A practice I find myself constantly refining is a return to the present moment. The more I learn about this world and people, the more I believe that the secret to happiness is moving our consciousness away from the constant chatter of the mind and into the here and now.
I know I’m not revolutionary for thinking so. All of my inspirations essentially say the same. Whether it’s Patanjali saying “yoga chitta vritti nirodha,” yoga is the cessation of the fluctuations of the mind, or it’s Ram Das reminding us to “Be Here Now,” this simple teaching is oft repeated by teachers throughout the ages.
This is a good an helpful thing. Because of the fluctuations of the monkey mind and the strong distraction from the present moment, we often need to hear something said multiple times in different ways before it sinks in and we can integrate it as truth.
I had this realization in the middle of a yoga class when a teacher was offering a refinement cue for Warrior Two. As I worked to ground my back heal into the earth and inner spiral my back thigh, it suddenly hit me that *this* is what my other yoga teachers had been trying to correct. It just took a different combination of sound bites and a mind unclouded by what to buy for dinner for the wisdom to sink past the thought bubble and into my body.
It’s no accident that I consistently return to the practice of yoga. Revelations like this on the mat reflect right back to life experiences. Read the rest of this entry
Our exploration of the Klesha has given us an opportunity to explore the different games our minds play with us to keep us from the true and ultimate reality. These games fuse together into the great dance of life, dropping one foot and then another into the earthly world, the world of duality, where we live and love and learn the deep lessons that our souls are craving.
In this way, each klesha is a blessing for the gifts we learn from living wrapped in the illusion, then from awakening to observe the illusion, and finally in its unveiling.
The final klesha is Abhinivesha, the klesha of clinging to life. In this gripping to a particular version of reality, we are unable to turn our gaze and twist deeply, looking over our opposite shoulder to the beauty of the non-dual world of which we’ve always been a part.
Marichyasana Three – Yogic Twist
Read the rest of this entry
Prior to leaving the US, Vinyasa and Anusara yoga were the main components of my regular asana practice. Yin Yoga is a style of yoga that involves holding the poses for a longer time in order to allow the body to receive deeper benefits. While yang yoga, or faster moving yoga, often is structured around a peak pose with a goal to attain, yin yoga presents the challenge of showing up and being present. As we sit with each pose, connective tissues and fascia slowly heat and soften. Most asanas in a yin yoga class are held for a minimum of three minutes, and up to as long as twenty minutes. Sitting with the poses allows us to watch the reactions in our mind and gives us practice in simply being present.
Image courtesy of Yoga Shala
Read the rest of this entry
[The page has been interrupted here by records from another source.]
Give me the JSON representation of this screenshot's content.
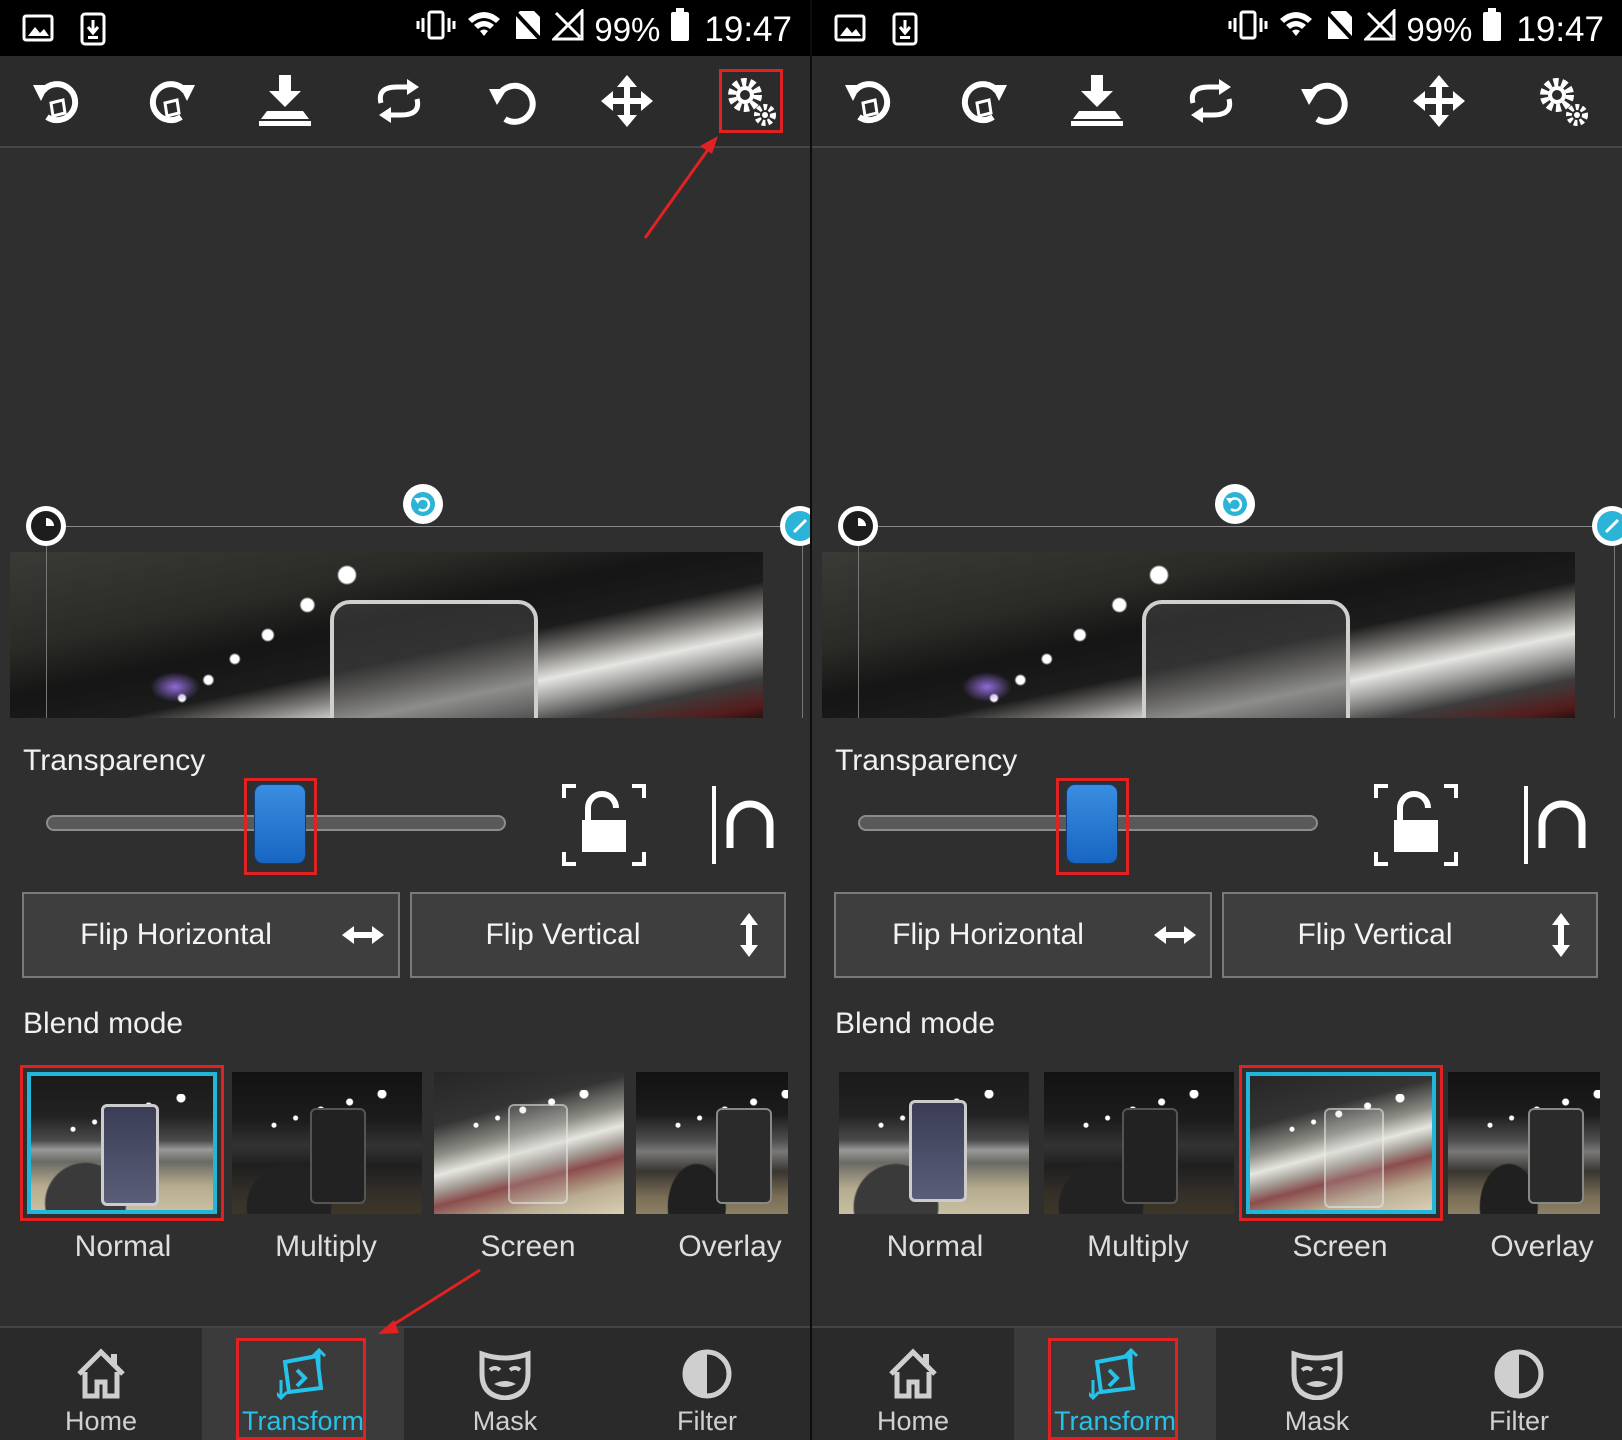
{
  "status_bar": {
    "battery_percent": "99%",
    "time": "19:47"
  },
  "toolbar": {
    "tools": [
      "undo-icon",
      "redo-icon",
      "download-icon",
      "swap-icon",
      "reset-rotation-icon",
      "move-icon",
      "settings-icon"
    ]
  },
  "controls": {
    "transparency_label": "Transparency",
    "transparency_value": 0.5,
    "flip_horizontal_label": "Flip Horizontal",
    "flip_vertical_label": "Flip Vertical",
    "blend_mode_label": "Blend mode"
  },
  "blend_modes": [
    "Normal",
    "Multiply",
    "Screen",
    "Overlay"
  ],
  "nav": {
    "home": "Home",
    "transform": "Transform",
    "mask": "Mask",
    "filter": "Filter"
  },
  "panels": [
    {
      "selected_blend_mode": "Normal",
      "highlighted_tool": "settings-icon"
    },
    {
      "selected_blend_mode": "Screen",
      "highlighted_tool": ""
    }
  ],
  "colors": {
    "accent": "#25c3ea",
    "highlight": "#e02222",
    "slider_thumb": "#1f75d1"
  }
}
This is the pretty roof of the room I call home these days. On Sunday, said room began to smell a little mousey. I cleared out all my things, shook out and then refolded each item of clothing and each bag and suitcase, yet did not find a mouse. My friend correctly guessed that some small animal must have crawled between the tiles on the roof and the bamboo on the ceiling before Spirit left the body behind. Unfortunately, there was nobody who could tear the roof apart for a day and a half, so the smell permeated the space I sleep and practice.
I can’t help but bring Kali to mind. Kali, the Hindu goddess of destruction and time whose devotees dance in graveyards and spread themselves with the ashes of funeral pyres. Read the rest of this entry